* **What to do**
Please make sure what you return matches the listing below exactly, minus its pictures.

---- Listed records

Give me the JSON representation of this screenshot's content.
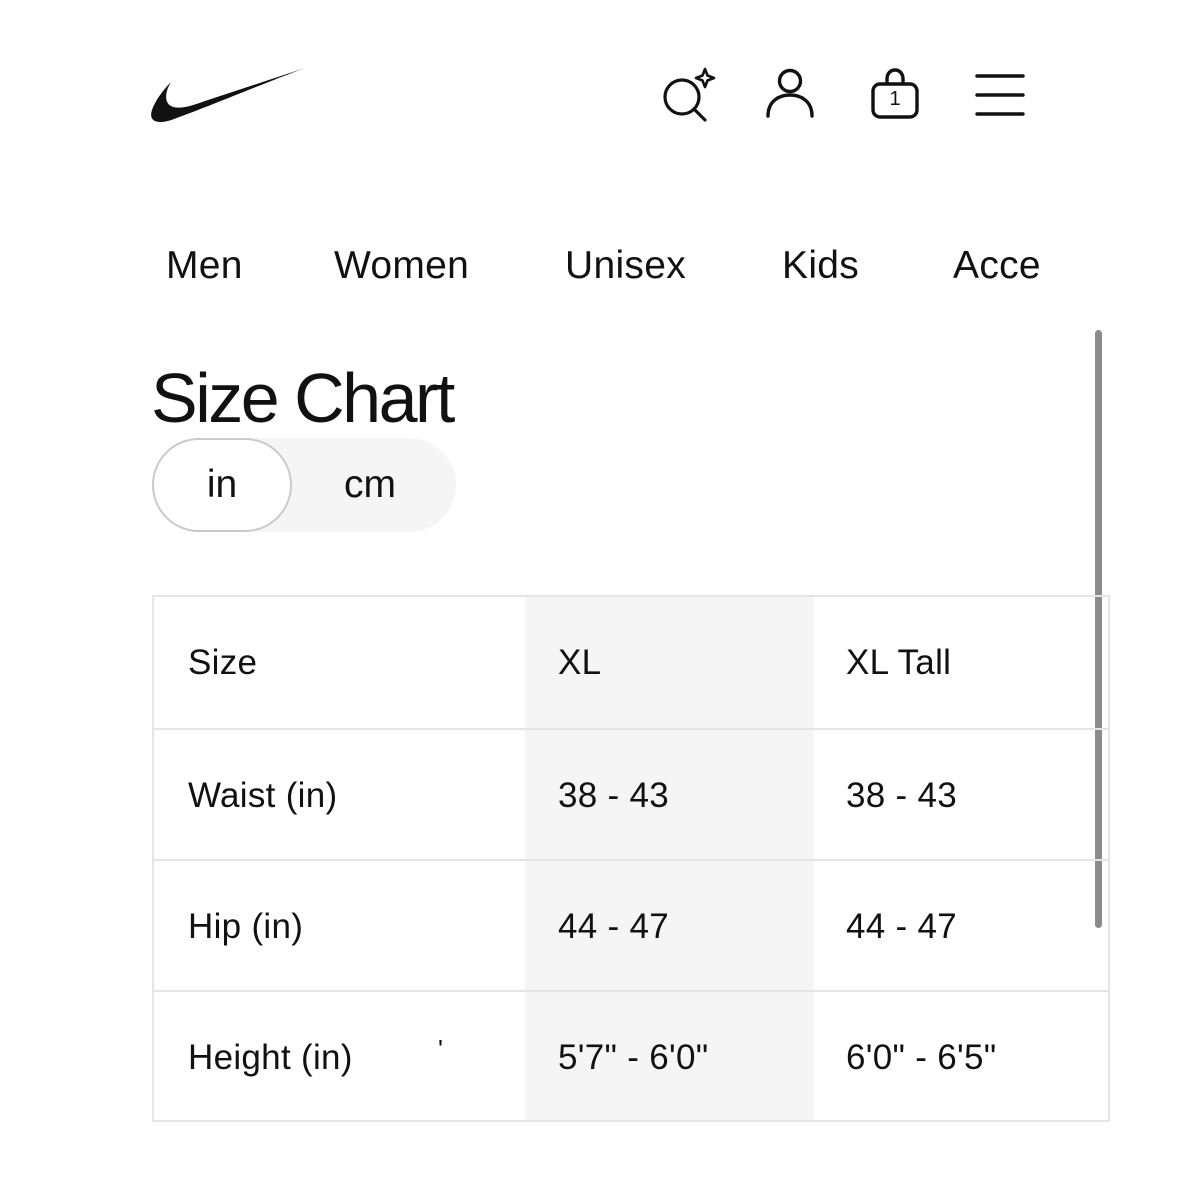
{
  "header": {
    "logo_icon": "swoosh-logo-icon",
    "icons": [
      "ai-search-icon",
      "account-icon",
      "bag-icon",
      "menu-icon"
    ],
    "bag_count": "1"
  },
  "categories": [
    "Men",
    "Women",
    "Unisex",
    "Kids",
    "Acce"
  ],
  "title": "Size Chart",
  "unit_toggle": {
    "options": [
      "in",
      "cm"
    ],
    "selected": "in"
  },
  "table": {
    "header": {
      "label": "Size",
      "col1": "XL",
      "col2": "XL Tall"
    },
    "rows": [
      {
        "label": "Waist (in)",
        "col1": "38 - 43",
        "col2": "38 - 43"
      },
      {
        "label": "Hip (in)",
        "col1": "44 - 47",
        "col2": "44 - 47"
      },
      {
        "label": "Height (in)",
        "mark": "'",
        "col1": "5'7\" - 6'0\"",
        "col2": "6'0\" - 6'5\""
      }
    ]
  },
  "colors": {
    "text": "#111111",
    "background": "#ffffff",
    "shaded_column": "#f5f5f5",
    "border": "#e5e5e5",
    "scrollbar": "#8b8b8b"
  }
}
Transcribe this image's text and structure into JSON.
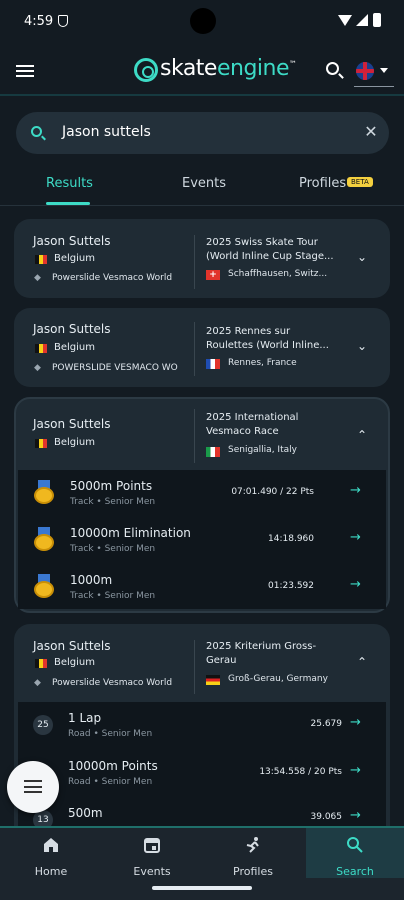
{
  "status": {
    "time": "4:59"
  },
  "app": {
    "logo_left": "skate",
    "logo_right": "engine",
    "logo_tm": "™"
  },
  "search": {
    "value": "Jason suttels",
    "clear": "✕"
  },
  "tabs": [
    {
      "label": "Results"
    },
    {
      "label": "Events"
    },
    {
      "label": "Profiles"
    }
  ],
  "beta_badge": "BETA",
  "cards": [
    {
      "name": "Jason Suttels",
      "country": "Belgium",
      "team": "Powerslide Vesmaco World",
      "event": "2025 Swiss Skate Tour (World Inline Cup Stage...",
      "location": "Schaffhausen, Switz...",
      "chevron": "⌄"
    },
    {
      "name": "Jason Suttels",
      "country": "Belgium",
      "team": "POWERSLIDE VESMACO WO",
      "event": "2025 Rennes sur Roulettes (World Inline...",
      "location": "Rennes, France",
      "chevron": "⌄"
    },
    {
      "name": "Jason Suttels",
      "country": "Belgium",
      "event": "2025 International Vesmaco Race",
      "location": "Senigallia, Italy",
      "chevron": "⌃",
      "results": [
        {
          "title": "5000m Points",
          "sub": "Track • Senior Men",
          "value": "07:01.490 / 22 Pts"
        },
        {
          "title": "10000m Elimination",
          "sub": "Track • Senior Men",
          "value": "14:18.960"
        },
        {
          "title": "1000m",
          "sub": "Track • Senior Men",
          "value": "01:23.592"
        }
      ]
    },
    {
      "name": "Jason Suttels",
      "country": "Belgium",
      "team": "Powerslide Vesmaco World",
      "event": "2025 Kriterium Gross-Gerau",
      "location": "Groß-Gerau, Germany",
      "chevron": "⌃",
      "results": [
        {
          "rank": "25",
          "title": "1 Lap",
          "sub": "Road • Senior Men",
          "value": "25.679"
        },
        {
          "rank": "",
          "title": "10000m Points",
          "sub": "Road • Senior Men",
          "value": "13:54.558 / 20 Pts"
        },
        {
          "rank": "13",
          "title": "500m",
          "sub": "",
          "value": "39.065"
        }
      ]
    }
  ],
  "nav": [
    {
      "label": "Home"
    },
    {
      "label": "Events"
    },
    {
      "label": "Profiles"
    },
    {
      "label": "Search"
    }
  ],
  "colors": {
    "accent": "#3ddbc6",
    "background": "#131b22",
    "card": "#1f2b34"
  }
}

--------

* **Finished task**
Give me the JSON representation of this screenshot's content.
{
  "header": {
    "logo_icon": "swoosh-logo-icon",
    "icons": [
      "ai-search-icon",
      "account-icon",
      "bag-icon",
      "menu-icon"
    ],
    "bag_count": "1"
  },
  "categories": [
    "Men",
    "Women",
    "Unisex",
    "Kids",
    "Acce"
  ],
  "title": "Size Chart",
  "unit_toggle": {
    "options": [
      "in",
      "cm"
    ],
    "selected": "in"
  },
  "table": {
    "header": {
      "label": "Size",
      "col1": "XL",
      "col2": "XL Tall"
    },
    "rows": [
      {
        "label": "Waist (in)",
        "col1": "38 - 43",
        "col2": "38 - 43"
      },
      {
        "label": "Hip (in)",
        "col1": "44 - 47",
        "col2": "44 - 47"
      },
      {
        "label": "Height (in)",
        "mark": "'",
        "col1": "5'7\" - 6'0\"",
        "col2": "6'0\" - 6'5\""
      }
    ]
  },
  "colors": {
    "text": "#111111",
    "background": "#ffffff",
    "shaded_column": "#f5f5f5",
    "border": "#e5e5e5",
    "scrollbar": "#8b8b8b"
  }
}
Transcribe this image's text and structure into JSON.
{
  "status": {
    "time": "4:59"
  },
  "app": {
    "logo_left": "skate",
    "logo_right": "engine",
    "logo_tm": "™"
  },
  "search": {
    "value": "Jason suttels",
    "clear": "✕"
  },
  "tabs": [
    {
      "label": "Results"
    },
    {
      "label": "Events"
    },
    {
      "label": "Profiles"
    }
  ],
  "beta_badge": "BETA",
  "cards": [
    {
      "name": "Jason Suttels",
      "country": "Belgium",
      "team": "Powerslide Vesmaco World",
      "event": "2025 Swiss Skate Tour (World Inline Cup Stage...",
      "location": "Schaffhausen, Switz...",
      "chevron": "⌄"
    },
    {
      "name": "Jason Suttels",
      "country": "Belgium",
      "team": "POWERSLIDE VESMACO WO",
      "event": "2025 Rennes sur Roulettes (World Inline...",
      "location": "Rennes, France",
      "chevron": "⌄"
    },
    {
      "name": "Jason Suttels",
      "country": "Belgium",
      "event": "2025 International Vesmaco Race",
      "location": "Senigallia, Italy",
      "chevron": "⌃",
      "results": [
        {
          "title": "5000m Points",
          "sub": "Track • Senior Men",
          "value": "07:01.490 / 22 Pts"
        },
        {
          "title": "10000m Elimination",
          "sub": "Track • Senior Men",
          "value": "14:18.960"
        },
        {
          "title": "1000m",
          "sub": "Track • Senior Men",
          "value": "01:23.592"
        }
      ]
    },
    {
      "name": "Jason Suttels",
      "country": "Belgium",
      "team": "Powerslide Vesmaco World",
      "event": "2025 Kriterium Gross-Gerau",
      "location": "Groß-Gerau, Germany",
      "chevron": "⌃",
      "results": [
        {
          "rank": "25",
          "title": "1 Lap",
          "sub": "Road • Senior Men",
          "value": "25.679"
        },
        {
          "rank": "",
          "title": "10000m Points",
          "sub": "Road • Senior Men",
          "value": "13:54.558 / 20 Pts"
        },
        {
          "rank": "13",
          "title": "500m",
          "sub": "",
          "value": "39.065"
        }
      ]
    }
  ],
  "nav": [
    {
      "label": "Home"
    },
    {
      "label": "Events"
    },
    {
      "label": "Profiles"
    },
    {
      "label": "Search"
    }
  ],
  "colors": {
    "accent": "#3ddbc6",
    "background": "#131b22",
    "card": "#1f2b34"
  }
}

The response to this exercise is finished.